In November, Shields told supervisors that he expected an inventory of the sheriff's backlog would uncover very few, if any, examples in which investigators had no leads on suspects and had not asked for DNA testing. "There should not be any [such] cases," he said. "We're hoping that that number will be zero."
On Tuesday he conceded under questioning from Yaroslavsky that "we were hoping the number would be much smaller." Without detailed information on each investigation, Shields was at a loss to explain why so many investigators had not asked for the evidence to be tested. He speculated they might have decided they "didn't have a valid, prosecutable case" because the accuser recanted or other fundamental problems arose.
"It was a judgment call on the part of the investigator," he said.
Sarah Tofte, a researcher with Human Rights Watch who has been pressing local law enforcement agencies around the country to address backlogs, questioned that logic. "Investigators may think that a victim's account lacks some veracity," she said, "but when someone reports to police that she's been raped, the default should always be, 'Let's test this kit and see what we find.' "

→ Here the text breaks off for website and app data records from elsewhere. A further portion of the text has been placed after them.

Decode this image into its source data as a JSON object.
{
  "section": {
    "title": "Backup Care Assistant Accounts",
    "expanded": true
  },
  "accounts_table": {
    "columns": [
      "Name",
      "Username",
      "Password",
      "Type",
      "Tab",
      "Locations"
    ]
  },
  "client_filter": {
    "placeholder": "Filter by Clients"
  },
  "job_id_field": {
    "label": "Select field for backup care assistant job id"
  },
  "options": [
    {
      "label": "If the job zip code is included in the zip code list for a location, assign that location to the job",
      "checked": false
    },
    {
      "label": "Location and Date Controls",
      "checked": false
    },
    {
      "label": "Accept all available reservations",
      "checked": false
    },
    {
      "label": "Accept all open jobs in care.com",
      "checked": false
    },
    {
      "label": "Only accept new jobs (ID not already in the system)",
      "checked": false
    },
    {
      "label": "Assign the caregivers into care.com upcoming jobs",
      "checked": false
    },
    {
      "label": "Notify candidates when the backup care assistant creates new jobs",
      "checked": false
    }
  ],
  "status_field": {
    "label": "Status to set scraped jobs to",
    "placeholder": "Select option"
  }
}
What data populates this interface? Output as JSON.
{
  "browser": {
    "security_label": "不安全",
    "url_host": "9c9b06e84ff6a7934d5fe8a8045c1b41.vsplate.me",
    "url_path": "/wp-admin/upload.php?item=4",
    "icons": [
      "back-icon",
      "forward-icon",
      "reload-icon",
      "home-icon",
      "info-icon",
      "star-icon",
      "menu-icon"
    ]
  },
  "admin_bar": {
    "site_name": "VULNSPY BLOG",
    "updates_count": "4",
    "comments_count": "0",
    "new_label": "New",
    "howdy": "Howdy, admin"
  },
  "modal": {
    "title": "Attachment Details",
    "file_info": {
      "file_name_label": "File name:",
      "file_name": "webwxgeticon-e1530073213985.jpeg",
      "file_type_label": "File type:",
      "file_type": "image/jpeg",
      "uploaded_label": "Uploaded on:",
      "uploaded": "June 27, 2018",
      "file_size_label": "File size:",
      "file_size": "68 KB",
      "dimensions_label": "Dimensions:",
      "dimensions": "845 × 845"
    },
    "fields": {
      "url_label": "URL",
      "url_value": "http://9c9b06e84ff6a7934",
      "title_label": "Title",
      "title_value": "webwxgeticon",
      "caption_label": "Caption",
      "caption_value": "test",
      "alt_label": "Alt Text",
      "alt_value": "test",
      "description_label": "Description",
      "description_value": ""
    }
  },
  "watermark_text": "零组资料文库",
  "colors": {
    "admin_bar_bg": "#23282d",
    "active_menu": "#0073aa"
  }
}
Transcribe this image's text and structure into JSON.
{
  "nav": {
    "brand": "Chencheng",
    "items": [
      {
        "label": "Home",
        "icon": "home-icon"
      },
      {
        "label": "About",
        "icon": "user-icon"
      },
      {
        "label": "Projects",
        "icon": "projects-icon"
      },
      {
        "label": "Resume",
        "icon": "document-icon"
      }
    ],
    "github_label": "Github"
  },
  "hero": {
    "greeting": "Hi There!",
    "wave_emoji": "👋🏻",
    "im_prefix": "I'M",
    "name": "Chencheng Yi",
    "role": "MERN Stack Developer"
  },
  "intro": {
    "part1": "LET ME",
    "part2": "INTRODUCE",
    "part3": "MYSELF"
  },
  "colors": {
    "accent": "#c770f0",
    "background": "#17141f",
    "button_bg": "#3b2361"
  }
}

Unexamined evidence kits hold potentially crucial information. Through a complex scientific process, DNA analysts can extract a person's genetic code from the collected samples and compare it to those of known felons that are kept in federal and state databases. When the DNA sample collected at a crime scene or from a victim's body matches a DNA profile of someone in the database, it can offer prosecutors nearly irrefutable proof of the person's guilt. The evidence can also be used to confirm that someone has not falsely confessed to a crime or link someone to other unsolved cases.
LAPD Deputy Chief Charlie Beck declined to reveal how many cases for which LAPD detectives have no suspects and have not pursued DNA testing. A recent inventory of the LAPD's untested kits has been completed, but the results are not yet final, he said.
Like the LAPD, the Sheriff's Department has struggled to devise a financially feasible plan to eliminate its DNA backlog. Both agencies are currently increasing the number of in-house lab analysts to handle the constant influx of new cases, while also plotting out ways to outsource the backlogged cases to private labs. Each kit costs about $1,000 to process.
Shields told L.A. County supervisors that he would soon present Baca with a proposed plan and said it would take "years" to clear the backlog. In an interview, he declined to provide specifics.
Time is a major factor: More than 100 sheriff's cases are within six months of reaching the state's 10-year statute of limitations, Shields reported.